As part of the original grant requirements, StormSense had to be a replicable and scalable program. Loftis has used the computer modeling to “hindcast” other storms on the Gulf Coast, Washington D.C., and New York City. Other project updates include an Alexa voice skill, so residents can query the device to ask about water levels without using the online mapping tools, expanding the sensors and modelling to other neighboring, less dense areas, and integrating the water level information into the Newport News citizen alert system. Between 2016 and 2018 the project has won ten different government innovation and smart cities awards, and has demonstrated cost savings on homeowner flood insurance.

Away from the coasts, the landlocked state of Iowa also deals with severe flooding from rivers like the Mississippi and Missouri. As storms become more frequent and intense, Iowa is dealing with serious impacts; one recent flood resulted in more than one billion dollars in damages, and over the past decade there have been several flood-related deaths. The Iowa Flood Center is a ten year old lab within the University of Iowa that was founded with legislative support in 2009, after devastating floods in eastern Iowa the previous year. The Center uses technology and data to help residents of Iowa better understand flood risks and make better, data-driven decisions about flood prevention and response.

One of their flagship projects is the Iowa Flood Information System (IFIS), a platform that provides “community-based flood conditions, forecasts, visualizations, inundation maps and flood-related information, visualizations and application.” The main mapping application is a trove of information about weather conditions, current water levels, flood alerts, and more. Users can filter the data and zoom into specific addresses or selected rivers, and the visualizations and graphics make the map easy to navigate for the general public. The IFIS streams data from bridge sensors, stream gauges, radars, and forecasts so Iowans can make informed decisions about their homes and safety. Seeing the current flood conditions can help residents decide how to protect their homes, when and where to evacuate, and which areas are most at risk. The picture below shows the current and severe flooding in Davenport with rain conditions, Red Cross shelters, and current flood alerts displayed.

As climate change continues to alter weather, land, and water conditions, residents will need open and clear data to help them decide where to live and how to best protect themselves from issues like sea level rise and flooding. The examples above illustrate how state and local government can work with experts to share data and serve the public during current and predicted climate crises.

About the Author

Betsy Gardner

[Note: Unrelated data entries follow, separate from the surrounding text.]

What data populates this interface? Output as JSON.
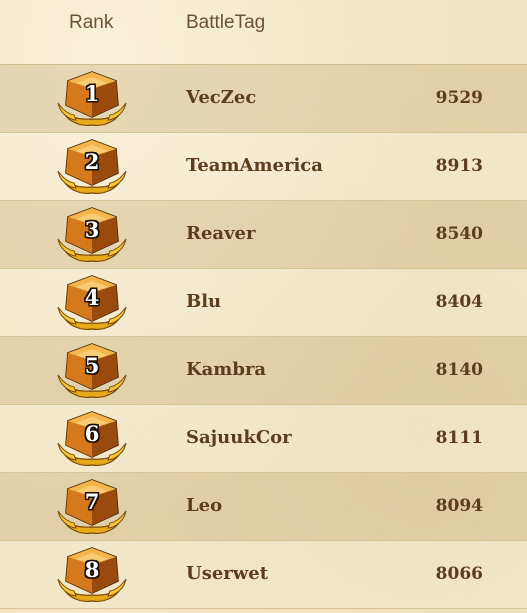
{
  "header": {
    "rank_label": "Rank",
    "battletag_label": "BattleTag"
  },
  "leaderboard": {
    "rows": [
      {
        "rank": "1",
        "battletag": "VecZec",
        "score": "9529"
      },
      {
        "rank": "2",
        "battletag": "TeamAmerica",
        "score": "8913"
      },
      {
        "rank": "3",
        "battletag": "Reaver",
        "score": "8540"
      },
      {
        "rank": "4",
        "battletag": "Blu",
        "score": "8404"
      },
      {
        "rank": "5",
        "battletag": "Kambra",
        "score": "8140"
      },
      {
        "rank": "6",
        "battletag": "SajuukCor",
        "score": "8111"
      },
      {
        "rank": "7",
        "battletag": "Leo",
        "score": "8094"
      },
      {
        "rank": "8",
        "battletag": "Userwet",
        "score": "8066"
      }
    ]
  },
  "icons": {
    "rank_badge": "legend-rank-badge-icon"
  },
  "colors": {
    "background": "#f1e4c3",
    "row_stripe": "#d9c596",
    "text": "#5c3d1f",
    "header_text": "#6a5238",
    "badge_gold": "#f0b41e",
    "badge_orange": "#c86414"
  }
}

Betsy Gardner is the editor of Data-Smart City Solutions and the producer of the Data-Smart City Pod. Prior to joining the Ash Center, Betsy worked in a variety of roles in higher education, focusing on deconstructing racial and gender inequality through research, writing, and facilitation. She also researched government spending and transparency at the Lincoln Institute of Land Policy. Betsy holds a master’s degree in Urban and Regional Policy from Northeastern University, a bachelor’s degree in Art History from Boston University, and a graduate certificate in Digital Storytelling from the Harvard Extension School.